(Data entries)
■ ■ ■ ■ ■

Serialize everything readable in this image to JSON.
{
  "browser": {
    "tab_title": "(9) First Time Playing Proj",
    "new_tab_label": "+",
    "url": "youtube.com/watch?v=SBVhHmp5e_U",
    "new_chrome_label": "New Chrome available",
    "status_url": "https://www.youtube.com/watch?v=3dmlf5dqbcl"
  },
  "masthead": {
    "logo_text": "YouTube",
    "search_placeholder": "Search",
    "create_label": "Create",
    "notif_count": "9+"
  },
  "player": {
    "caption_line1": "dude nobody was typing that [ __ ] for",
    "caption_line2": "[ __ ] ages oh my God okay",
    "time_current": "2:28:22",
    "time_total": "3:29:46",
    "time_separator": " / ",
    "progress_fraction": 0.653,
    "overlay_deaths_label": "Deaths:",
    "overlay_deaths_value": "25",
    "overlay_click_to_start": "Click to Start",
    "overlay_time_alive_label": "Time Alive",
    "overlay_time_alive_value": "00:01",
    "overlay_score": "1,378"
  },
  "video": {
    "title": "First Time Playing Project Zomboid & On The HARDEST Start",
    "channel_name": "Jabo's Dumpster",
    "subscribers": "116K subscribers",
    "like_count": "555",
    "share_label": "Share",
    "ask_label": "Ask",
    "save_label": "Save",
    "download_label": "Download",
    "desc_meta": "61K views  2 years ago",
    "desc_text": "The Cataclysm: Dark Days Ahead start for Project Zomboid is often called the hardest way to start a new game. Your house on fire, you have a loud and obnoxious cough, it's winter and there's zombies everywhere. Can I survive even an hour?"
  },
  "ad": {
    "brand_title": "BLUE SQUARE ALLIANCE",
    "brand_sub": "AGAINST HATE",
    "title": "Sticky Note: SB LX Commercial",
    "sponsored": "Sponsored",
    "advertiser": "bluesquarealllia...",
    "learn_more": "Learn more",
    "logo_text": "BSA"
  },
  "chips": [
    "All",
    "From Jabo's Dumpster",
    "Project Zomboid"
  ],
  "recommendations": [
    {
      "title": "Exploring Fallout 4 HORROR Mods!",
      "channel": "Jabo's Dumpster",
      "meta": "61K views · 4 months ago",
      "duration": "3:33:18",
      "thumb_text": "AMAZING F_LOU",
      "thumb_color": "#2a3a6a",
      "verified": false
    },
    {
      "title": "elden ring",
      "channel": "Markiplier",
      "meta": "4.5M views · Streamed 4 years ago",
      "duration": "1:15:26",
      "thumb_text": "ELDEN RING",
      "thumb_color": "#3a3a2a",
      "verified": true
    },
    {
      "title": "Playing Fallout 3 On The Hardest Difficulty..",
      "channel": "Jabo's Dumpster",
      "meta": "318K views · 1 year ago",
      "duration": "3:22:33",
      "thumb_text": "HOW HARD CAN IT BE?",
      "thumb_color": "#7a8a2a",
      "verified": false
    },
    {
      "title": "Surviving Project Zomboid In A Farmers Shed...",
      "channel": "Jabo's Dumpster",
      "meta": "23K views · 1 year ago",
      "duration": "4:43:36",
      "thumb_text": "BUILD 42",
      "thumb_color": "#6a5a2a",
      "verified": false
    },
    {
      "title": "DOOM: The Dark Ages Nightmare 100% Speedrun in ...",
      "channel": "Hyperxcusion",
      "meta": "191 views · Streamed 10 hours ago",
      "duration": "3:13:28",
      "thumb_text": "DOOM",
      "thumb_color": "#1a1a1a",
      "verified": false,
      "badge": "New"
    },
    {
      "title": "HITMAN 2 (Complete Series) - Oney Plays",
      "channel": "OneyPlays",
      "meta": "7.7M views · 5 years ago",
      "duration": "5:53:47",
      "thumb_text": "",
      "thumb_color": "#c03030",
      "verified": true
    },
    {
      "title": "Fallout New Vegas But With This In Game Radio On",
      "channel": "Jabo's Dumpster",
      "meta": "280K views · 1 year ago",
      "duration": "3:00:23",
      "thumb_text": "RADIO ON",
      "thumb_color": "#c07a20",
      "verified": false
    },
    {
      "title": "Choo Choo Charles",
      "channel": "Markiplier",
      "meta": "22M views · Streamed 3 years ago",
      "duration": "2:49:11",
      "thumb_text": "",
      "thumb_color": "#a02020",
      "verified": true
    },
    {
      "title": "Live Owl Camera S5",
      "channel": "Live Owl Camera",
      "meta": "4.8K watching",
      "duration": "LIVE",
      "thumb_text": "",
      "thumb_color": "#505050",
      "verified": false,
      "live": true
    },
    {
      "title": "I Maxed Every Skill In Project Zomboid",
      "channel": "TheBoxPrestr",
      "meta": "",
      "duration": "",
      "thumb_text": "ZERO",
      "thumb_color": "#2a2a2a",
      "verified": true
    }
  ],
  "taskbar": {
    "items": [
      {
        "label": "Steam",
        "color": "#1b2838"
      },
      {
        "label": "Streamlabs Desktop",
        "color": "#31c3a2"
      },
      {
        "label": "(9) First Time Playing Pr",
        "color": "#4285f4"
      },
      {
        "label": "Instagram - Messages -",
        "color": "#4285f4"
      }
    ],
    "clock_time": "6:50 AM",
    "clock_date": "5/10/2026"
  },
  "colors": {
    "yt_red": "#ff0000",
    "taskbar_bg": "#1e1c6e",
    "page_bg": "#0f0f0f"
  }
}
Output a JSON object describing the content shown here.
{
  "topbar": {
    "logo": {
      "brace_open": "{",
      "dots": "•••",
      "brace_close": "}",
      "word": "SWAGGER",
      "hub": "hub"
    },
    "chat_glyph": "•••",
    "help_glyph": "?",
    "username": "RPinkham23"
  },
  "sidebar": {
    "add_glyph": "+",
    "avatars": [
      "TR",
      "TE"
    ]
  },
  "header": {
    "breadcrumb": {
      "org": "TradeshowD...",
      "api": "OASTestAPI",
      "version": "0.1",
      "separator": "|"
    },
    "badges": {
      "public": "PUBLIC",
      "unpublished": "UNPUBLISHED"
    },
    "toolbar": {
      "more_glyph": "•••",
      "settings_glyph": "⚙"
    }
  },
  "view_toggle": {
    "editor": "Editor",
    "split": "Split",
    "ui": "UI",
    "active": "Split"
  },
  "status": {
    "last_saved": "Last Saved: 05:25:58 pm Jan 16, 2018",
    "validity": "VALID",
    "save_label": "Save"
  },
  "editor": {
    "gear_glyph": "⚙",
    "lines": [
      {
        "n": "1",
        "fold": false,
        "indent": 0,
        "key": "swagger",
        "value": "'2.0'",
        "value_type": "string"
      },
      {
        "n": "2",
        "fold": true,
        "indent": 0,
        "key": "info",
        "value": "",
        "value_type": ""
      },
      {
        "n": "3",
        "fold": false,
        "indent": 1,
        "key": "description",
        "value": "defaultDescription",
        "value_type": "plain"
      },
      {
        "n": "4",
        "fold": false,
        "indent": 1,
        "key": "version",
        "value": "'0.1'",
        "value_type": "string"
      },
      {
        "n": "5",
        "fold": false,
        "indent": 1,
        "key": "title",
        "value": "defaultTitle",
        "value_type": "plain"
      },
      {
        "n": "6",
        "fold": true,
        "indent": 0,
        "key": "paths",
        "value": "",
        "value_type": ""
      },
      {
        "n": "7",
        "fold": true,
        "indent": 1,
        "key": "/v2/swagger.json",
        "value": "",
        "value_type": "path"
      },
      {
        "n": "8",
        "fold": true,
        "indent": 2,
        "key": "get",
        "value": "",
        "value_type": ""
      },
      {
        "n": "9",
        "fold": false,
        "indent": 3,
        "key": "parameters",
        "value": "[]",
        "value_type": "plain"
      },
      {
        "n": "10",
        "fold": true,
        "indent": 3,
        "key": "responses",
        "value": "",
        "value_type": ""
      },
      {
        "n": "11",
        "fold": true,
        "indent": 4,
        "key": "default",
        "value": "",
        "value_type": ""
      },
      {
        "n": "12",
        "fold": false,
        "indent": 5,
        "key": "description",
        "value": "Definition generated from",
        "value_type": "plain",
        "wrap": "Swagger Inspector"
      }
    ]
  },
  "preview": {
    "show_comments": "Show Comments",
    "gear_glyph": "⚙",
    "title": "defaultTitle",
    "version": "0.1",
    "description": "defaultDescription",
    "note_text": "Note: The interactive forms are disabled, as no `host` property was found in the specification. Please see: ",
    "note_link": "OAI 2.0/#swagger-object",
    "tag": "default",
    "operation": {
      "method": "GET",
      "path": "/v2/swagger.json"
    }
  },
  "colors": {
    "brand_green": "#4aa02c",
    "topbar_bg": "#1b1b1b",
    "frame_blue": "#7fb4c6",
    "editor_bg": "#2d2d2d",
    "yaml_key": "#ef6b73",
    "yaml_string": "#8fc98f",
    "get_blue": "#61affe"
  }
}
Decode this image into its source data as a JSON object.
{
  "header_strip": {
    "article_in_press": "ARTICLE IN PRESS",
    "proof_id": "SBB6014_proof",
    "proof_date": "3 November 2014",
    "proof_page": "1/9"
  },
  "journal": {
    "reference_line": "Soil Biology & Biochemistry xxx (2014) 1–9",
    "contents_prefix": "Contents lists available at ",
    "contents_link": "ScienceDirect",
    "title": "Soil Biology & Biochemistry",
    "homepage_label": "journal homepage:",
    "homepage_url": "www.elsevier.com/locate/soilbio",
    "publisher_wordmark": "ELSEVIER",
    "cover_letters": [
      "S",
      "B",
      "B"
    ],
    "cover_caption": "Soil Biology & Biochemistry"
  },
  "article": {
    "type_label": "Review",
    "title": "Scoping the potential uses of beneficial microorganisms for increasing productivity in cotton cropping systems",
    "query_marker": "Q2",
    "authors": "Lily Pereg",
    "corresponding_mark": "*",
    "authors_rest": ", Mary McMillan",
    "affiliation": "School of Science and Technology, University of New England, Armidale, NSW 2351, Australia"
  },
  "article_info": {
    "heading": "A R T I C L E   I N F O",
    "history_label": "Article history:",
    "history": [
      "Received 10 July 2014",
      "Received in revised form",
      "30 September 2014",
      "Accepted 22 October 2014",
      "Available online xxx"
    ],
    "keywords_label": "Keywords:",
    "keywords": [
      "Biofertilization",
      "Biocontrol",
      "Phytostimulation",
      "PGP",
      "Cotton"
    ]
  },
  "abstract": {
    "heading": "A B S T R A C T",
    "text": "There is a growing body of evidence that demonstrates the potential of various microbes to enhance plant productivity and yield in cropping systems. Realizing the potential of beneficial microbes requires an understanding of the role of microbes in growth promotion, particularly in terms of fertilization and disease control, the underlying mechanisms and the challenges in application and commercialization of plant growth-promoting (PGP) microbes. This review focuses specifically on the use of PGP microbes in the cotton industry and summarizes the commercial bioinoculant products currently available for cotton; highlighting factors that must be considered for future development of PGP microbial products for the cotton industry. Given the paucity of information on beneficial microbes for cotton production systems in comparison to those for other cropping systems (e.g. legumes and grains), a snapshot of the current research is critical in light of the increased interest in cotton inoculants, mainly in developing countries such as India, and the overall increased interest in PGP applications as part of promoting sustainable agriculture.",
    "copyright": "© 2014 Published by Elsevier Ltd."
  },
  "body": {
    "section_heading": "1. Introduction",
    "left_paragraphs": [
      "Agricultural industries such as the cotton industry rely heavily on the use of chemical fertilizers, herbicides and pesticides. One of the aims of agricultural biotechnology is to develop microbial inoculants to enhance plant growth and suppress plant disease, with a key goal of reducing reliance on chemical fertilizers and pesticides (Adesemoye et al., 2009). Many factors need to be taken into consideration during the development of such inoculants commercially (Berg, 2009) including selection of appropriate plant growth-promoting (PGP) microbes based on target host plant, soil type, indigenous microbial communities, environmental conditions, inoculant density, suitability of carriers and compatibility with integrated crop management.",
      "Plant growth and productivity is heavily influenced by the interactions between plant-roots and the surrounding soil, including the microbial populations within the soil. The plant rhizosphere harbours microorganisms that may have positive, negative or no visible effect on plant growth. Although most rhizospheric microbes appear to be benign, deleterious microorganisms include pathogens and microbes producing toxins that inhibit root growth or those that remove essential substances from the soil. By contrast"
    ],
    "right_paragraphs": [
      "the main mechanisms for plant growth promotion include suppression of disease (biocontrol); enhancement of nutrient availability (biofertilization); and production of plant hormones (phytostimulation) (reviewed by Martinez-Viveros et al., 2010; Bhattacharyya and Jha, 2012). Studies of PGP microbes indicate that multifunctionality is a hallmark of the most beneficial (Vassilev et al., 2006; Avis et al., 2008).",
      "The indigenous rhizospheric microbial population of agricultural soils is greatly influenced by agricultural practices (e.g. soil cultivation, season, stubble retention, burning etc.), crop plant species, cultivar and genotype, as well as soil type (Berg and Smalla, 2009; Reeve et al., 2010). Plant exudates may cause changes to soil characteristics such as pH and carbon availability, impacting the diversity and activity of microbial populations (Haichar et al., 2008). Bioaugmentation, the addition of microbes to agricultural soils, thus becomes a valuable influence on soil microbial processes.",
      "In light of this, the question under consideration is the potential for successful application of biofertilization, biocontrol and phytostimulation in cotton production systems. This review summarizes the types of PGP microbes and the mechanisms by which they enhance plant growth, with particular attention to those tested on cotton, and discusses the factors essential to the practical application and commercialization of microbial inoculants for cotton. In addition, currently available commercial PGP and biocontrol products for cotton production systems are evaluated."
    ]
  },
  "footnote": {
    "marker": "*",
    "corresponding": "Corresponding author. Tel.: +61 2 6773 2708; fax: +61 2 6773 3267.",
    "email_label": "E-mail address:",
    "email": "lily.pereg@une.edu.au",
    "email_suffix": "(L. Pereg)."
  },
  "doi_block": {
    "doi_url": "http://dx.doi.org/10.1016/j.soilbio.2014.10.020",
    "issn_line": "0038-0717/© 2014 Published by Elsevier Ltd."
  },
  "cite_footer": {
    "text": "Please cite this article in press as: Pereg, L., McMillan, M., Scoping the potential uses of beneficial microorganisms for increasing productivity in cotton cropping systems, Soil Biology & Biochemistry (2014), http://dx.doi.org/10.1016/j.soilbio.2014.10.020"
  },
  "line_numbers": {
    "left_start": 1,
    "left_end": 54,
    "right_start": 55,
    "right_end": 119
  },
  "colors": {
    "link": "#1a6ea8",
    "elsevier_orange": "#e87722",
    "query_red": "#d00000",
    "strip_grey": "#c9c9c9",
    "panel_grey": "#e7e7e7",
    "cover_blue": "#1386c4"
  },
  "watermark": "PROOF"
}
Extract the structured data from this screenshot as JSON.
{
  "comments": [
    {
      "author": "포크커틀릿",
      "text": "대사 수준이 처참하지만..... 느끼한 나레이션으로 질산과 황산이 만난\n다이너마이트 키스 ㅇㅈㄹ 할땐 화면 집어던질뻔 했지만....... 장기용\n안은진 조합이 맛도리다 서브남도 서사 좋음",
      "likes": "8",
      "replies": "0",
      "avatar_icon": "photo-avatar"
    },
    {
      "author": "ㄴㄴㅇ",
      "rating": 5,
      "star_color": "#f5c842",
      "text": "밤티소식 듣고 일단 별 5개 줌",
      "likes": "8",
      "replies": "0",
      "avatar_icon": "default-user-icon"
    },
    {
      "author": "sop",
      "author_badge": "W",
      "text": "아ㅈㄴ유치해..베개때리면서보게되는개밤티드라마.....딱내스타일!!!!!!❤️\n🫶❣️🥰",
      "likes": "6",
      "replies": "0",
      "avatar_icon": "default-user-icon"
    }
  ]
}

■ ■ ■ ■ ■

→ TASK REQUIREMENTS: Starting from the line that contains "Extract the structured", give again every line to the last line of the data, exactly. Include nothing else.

→ TASK ANSWER:
Extract the structured data from this screenshot as JSON.
{
  "comments": [
    {
      "author": "포크커틀릿",
      "text": "대사 수준이 처참하지만..... 느끼한 나레이션으로 질산과 황산이 만난\n다이너마이트 키스 ㅇㅈㄹ 할땐 화면 집어던질뻔 했지만....... 장기용\n안은진 조합이 맛도리다 서브남도 서사 좋음",
      "likes": "8",
      "replies": "0",
      "avatar_icon": "photo-avatar"
    },
    {
      "author": "ㄴㄴㅇ",
      "rating": 5,
      "star_color": "#f5c842",
      "text": "밤티소식 듣고 일단 별 5개 줌",
      "likes": "8",
      "replies": "0",
      "avatar_icon": "default-user-icon"
    },
    {
      "author": "sop",
      "author_badge": "W",
      "text": "아ㅈㄴ유치해..베개때리면서보게되는개밤티드라마.....딱내스타일!!!!!!❤️\n🫶❣️🥰",
      "likes": "6",
      "replies": "0",
      "avatar_icon": "default-user-icon"
    }
  ]
}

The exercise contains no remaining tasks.